Prompt
Say how many lines of the listing below include the string "Position" and add nothing else.

= = = = =

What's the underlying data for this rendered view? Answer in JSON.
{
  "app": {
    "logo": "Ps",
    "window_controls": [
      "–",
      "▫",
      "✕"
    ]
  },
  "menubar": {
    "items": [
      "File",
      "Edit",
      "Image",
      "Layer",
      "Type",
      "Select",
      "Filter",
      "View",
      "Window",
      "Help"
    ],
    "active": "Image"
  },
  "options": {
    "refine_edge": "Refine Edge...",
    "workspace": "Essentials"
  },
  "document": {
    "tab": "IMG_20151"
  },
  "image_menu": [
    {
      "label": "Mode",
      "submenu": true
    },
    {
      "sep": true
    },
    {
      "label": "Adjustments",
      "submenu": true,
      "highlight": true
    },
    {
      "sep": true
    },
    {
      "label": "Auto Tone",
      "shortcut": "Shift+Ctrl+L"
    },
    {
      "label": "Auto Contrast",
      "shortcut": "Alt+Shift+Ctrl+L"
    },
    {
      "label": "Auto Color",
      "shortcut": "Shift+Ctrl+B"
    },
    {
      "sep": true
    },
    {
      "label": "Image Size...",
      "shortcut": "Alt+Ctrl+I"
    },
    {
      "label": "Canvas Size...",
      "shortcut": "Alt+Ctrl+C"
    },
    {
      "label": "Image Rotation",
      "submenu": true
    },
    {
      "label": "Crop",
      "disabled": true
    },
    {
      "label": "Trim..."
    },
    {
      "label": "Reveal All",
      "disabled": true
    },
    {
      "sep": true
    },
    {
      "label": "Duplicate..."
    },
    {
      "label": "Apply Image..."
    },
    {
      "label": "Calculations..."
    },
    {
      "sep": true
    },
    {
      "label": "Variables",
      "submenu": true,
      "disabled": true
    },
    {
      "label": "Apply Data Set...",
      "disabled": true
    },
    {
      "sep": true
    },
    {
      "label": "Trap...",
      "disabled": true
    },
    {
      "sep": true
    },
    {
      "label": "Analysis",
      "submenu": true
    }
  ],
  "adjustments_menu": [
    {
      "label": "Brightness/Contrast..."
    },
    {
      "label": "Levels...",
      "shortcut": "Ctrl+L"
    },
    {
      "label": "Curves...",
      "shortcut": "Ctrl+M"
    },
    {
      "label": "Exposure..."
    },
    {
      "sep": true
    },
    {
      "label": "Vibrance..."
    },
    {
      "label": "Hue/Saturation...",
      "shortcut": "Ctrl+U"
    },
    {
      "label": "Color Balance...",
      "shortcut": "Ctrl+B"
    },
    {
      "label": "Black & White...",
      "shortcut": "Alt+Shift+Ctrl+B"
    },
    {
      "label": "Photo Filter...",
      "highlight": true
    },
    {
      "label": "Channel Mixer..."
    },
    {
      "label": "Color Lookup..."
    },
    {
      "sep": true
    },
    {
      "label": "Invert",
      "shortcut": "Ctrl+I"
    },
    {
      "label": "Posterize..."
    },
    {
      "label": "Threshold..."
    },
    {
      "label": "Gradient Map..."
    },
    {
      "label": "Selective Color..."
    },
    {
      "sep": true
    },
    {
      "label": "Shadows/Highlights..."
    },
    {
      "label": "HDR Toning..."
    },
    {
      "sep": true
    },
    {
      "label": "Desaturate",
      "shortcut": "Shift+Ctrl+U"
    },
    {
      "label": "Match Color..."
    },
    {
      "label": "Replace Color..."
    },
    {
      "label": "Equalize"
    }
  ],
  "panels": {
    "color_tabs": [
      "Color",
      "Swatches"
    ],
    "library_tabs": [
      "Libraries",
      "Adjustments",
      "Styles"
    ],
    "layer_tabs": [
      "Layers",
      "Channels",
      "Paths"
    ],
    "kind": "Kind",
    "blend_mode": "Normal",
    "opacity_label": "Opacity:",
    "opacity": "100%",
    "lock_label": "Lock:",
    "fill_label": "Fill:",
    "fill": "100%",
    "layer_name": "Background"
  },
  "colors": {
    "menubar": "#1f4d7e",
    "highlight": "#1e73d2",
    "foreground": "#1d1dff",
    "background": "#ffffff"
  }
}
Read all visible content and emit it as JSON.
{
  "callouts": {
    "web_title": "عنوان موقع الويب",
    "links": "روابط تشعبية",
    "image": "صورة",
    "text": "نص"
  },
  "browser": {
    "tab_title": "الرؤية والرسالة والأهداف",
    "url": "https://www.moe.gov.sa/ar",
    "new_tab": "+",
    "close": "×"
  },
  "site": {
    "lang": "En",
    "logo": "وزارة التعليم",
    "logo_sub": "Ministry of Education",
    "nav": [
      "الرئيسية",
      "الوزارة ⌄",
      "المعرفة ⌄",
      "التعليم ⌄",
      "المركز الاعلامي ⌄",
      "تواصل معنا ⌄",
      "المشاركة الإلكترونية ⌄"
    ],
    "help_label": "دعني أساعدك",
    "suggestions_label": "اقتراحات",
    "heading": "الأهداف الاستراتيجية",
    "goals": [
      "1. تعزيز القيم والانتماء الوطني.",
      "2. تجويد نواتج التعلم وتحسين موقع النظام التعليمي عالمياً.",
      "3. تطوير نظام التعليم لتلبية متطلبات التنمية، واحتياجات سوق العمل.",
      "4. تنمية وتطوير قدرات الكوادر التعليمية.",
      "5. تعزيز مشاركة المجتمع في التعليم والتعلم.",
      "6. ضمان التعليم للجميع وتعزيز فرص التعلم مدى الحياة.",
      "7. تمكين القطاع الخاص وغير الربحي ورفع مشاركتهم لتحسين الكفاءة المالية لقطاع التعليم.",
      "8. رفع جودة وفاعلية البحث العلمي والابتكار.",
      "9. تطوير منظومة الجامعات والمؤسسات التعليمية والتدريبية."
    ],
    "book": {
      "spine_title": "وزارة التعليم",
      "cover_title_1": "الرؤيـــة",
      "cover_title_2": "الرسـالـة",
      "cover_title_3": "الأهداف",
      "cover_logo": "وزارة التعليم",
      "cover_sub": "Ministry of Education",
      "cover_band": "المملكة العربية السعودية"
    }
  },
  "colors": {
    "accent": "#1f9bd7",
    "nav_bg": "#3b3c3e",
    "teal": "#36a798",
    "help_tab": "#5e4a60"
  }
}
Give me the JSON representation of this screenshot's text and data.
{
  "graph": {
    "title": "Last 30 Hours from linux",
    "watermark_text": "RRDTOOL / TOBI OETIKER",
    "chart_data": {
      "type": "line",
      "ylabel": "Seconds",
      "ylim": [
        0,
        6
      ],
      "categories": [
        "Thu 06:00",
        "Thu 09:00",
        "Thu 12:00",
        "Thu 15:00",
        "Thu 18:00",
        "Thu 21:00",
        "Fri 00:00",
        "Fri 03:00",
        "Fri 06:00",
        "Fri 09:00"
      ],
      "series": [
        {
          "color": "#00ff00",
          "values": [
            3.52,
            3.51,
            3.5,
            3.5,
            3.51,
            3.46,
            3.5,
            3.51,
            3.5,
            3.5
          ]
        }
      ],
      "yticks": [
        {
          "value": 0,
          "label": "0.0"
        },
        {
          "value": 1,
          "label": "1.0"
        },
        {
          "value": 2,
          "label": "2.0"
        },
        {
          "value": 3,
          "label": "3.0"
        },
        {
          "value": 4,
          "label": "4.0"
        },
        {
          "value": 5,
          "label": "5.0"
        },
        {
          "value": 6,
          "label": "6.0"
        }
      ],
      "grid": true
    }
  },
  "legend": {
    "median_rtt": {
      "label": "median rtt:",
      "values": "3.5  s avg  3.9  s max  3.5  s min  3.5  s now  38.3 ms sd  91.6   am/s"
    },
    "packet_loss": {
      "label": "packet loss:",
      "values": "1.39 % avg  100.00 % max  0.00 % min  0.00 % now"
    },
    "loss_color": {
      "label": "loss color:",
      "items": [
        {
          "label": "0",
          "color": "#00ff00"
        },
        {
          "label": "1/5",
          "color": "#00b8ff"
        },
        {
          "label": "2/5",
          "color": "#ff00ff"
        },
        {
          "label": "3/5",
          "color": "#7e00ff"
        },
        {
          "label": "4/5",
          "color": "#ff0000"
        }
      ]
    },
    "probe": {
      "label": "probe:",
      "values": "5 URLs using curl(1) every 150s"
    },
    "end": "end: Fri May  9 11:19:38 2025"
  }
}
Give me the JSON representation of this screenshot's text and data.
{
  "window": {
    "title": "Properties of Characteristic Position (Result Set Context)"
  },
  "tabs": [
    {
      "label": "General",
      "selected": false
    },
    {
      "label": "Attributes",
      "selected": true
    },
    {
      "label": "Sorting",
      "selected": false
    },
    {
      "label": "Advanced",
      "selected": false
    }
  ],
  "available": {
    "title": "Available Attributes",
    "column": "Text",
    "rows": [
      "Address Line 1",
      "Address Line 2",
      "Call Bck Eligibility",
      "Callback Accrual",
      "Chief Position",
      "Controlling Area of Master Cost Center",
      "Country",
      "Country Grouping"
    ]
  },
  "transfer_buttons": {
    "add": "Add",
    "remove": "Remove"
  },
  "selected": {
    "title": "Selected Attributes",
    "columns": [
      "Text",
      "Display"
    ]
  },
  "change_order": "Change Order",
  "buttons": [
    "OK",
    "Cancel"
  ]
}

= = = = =

Task solution
2